● **Data records for software interfaces**:
+-------+

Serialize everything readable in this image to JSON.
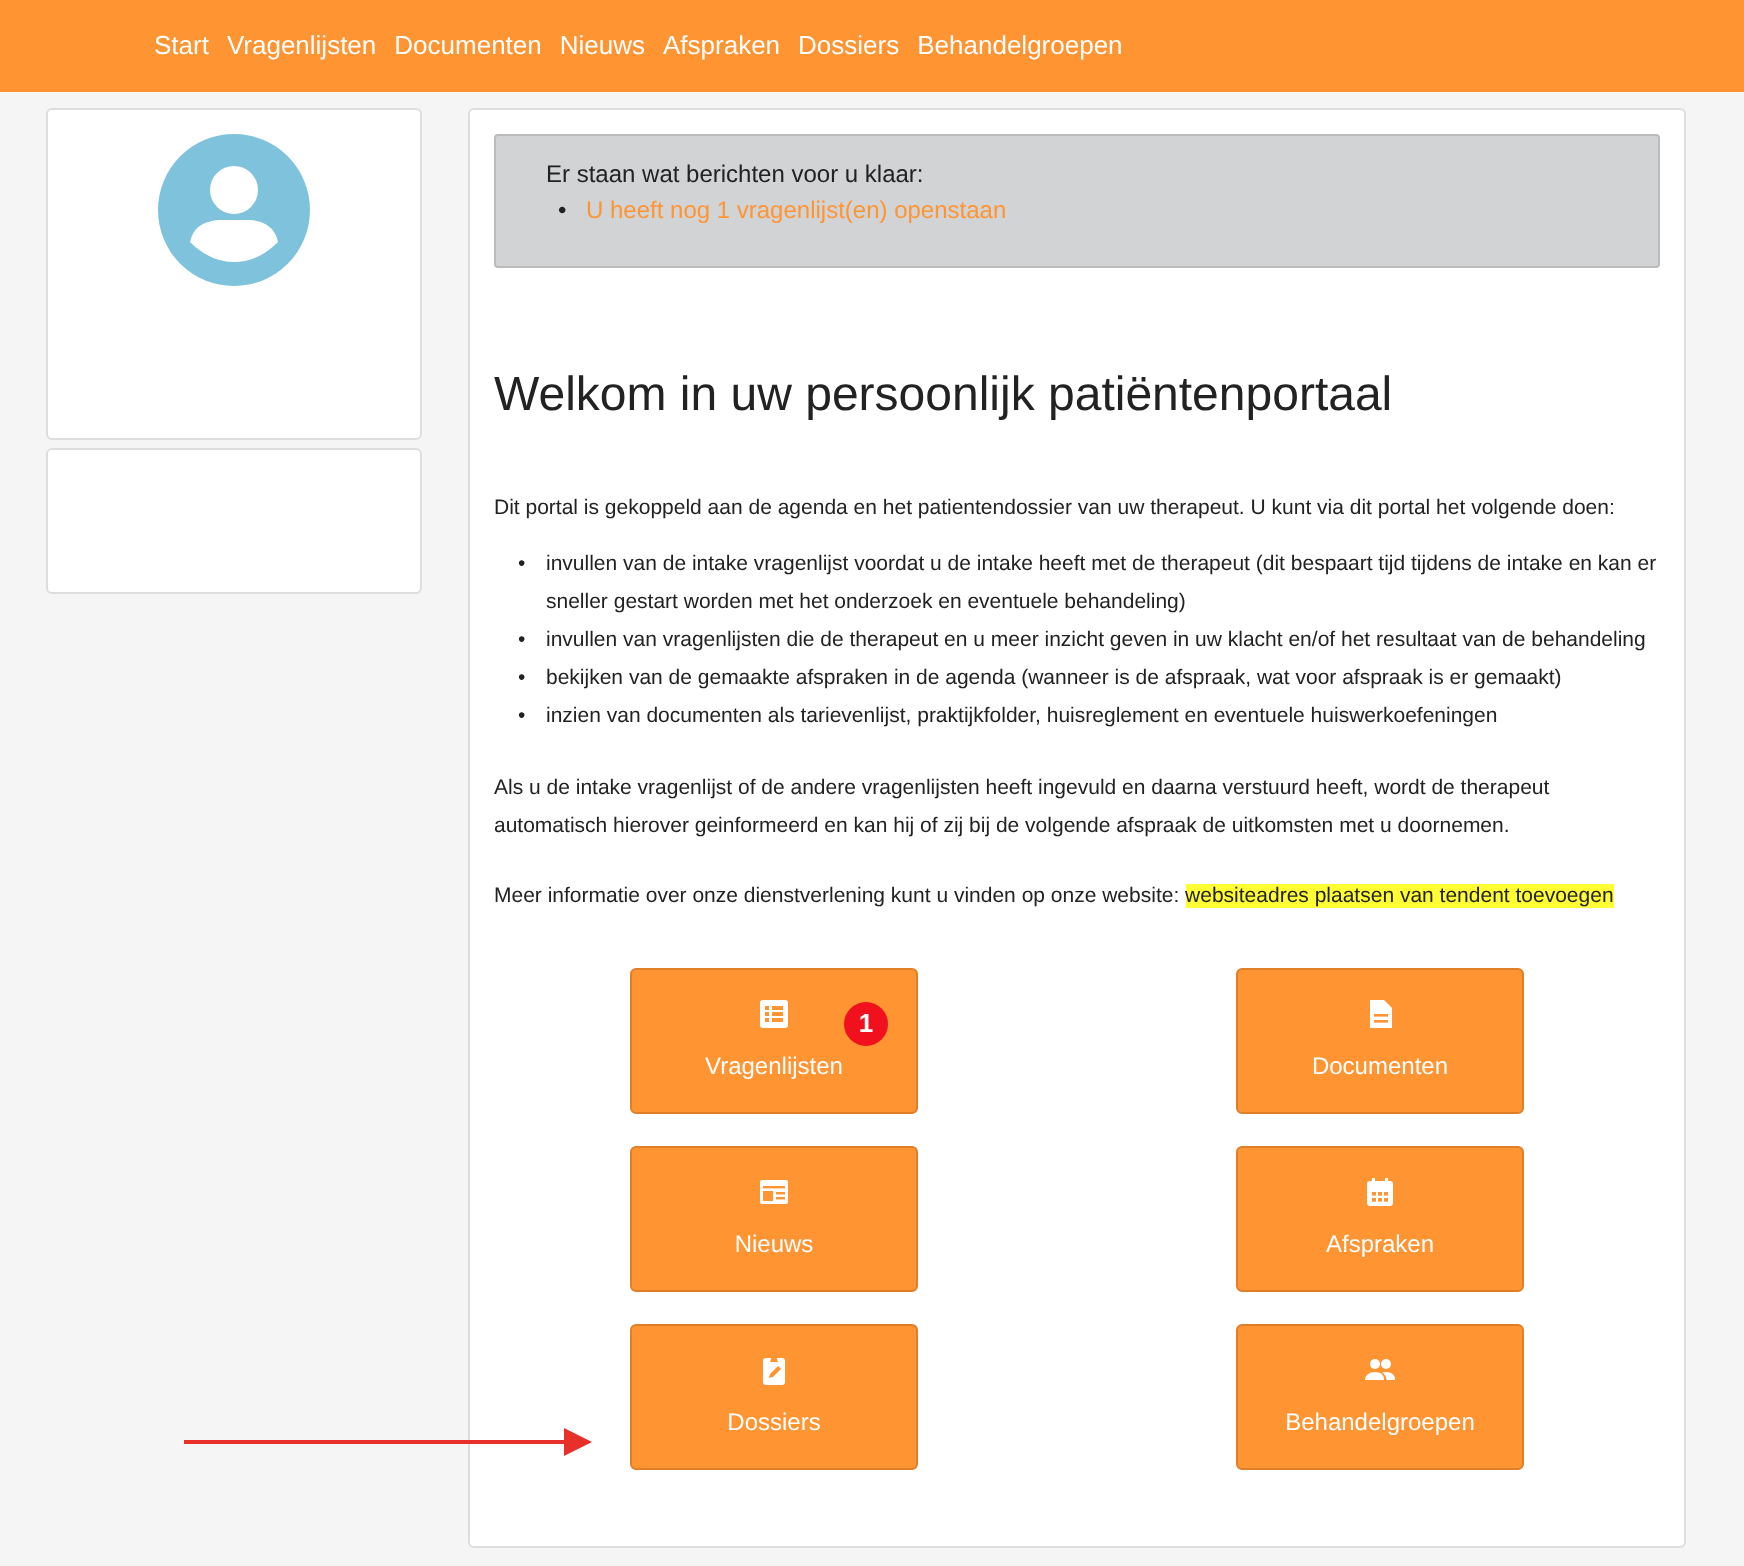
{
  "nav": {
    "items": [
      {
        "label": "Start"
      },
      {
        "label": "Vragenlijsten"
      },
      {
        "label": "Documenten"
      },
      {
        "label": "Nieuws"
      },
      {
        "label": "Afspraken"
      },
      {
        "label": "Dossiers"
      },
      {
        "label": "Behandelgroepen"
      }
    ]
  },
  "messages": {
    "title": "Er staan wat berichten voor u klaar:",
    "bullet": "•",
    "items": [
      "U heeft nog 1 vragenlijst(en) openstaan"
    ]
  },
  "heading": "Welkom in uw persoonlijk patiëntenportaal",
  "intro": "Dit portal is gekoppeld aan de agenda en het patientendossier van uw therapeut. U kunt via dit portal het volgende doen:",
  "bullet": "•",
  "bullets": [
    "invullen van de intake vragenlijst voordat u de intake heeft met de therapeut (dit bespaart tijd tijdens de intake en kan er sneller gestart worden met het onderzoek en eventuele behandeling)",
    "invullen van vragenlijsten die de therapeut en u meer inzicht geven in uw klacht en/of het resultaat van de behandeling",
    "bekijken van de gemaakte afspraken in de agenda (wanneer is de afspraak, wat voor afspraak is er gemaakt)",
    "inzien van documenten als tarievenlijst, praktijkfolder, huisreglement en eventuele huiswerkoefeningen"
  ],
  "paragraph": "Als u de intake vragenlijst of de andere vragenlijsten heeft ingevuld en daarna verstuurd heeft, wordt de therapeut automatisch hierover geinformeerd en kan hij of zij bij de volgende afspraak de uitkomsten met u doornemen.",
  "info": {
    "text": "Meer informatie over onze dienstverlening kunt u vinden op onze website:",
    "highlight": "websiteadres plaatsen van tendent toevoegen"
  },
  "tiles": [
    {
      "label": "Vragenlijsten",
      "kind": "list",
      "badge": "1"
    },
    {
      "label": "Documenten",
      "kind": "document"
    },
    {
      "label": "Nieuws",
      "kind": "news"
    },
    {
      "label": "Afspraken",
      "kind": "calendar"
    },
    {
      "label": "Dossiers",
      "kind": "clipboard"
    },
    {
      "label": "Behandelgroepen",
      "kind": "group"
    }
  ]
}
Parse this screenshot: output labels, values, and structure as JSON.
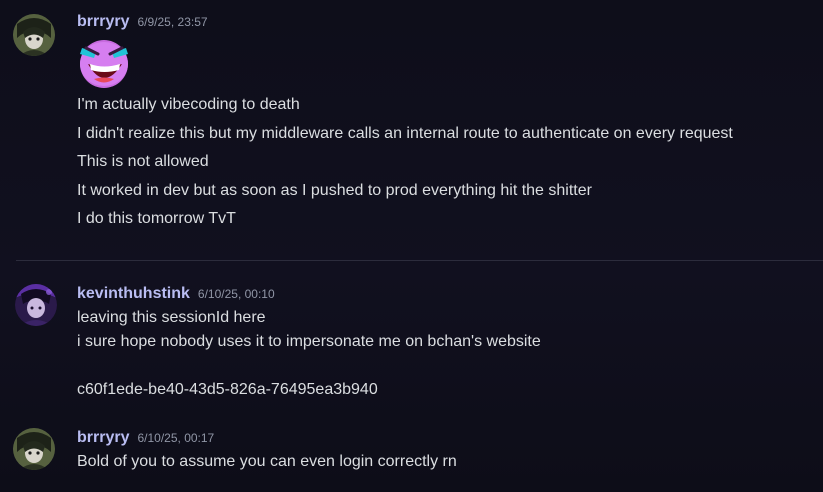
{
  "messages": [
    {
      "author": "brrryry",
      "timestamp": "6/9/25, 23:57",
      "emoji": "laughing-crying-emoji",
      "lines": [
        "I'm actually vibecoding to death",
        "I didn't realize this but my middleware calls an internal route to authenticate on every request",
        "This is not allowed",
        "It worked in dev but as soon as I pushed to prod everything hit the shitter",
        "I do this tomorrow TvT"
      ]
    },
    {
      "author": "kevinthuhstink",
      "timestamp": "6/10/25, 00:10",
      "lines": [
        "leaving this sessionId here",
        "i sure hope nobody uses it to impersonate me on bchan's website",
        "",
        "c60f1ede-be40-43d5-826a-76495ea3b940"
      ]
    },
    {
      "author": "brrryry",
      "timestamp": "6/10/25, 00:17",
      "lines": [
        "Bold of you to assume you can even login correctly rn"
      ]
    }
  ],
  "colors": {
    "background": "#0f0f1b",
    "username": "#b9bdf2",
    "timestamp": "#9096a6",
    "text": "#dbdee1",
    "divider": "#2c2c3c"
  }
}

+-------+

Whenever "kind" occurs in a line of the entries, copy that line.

● **RESULT OF THIS TASK**:
      "kind": "list",
      "kind": "document"
      "kind": "news"
      "kind": "calendar"
      "kind": "clipboard"
      "kind": "group"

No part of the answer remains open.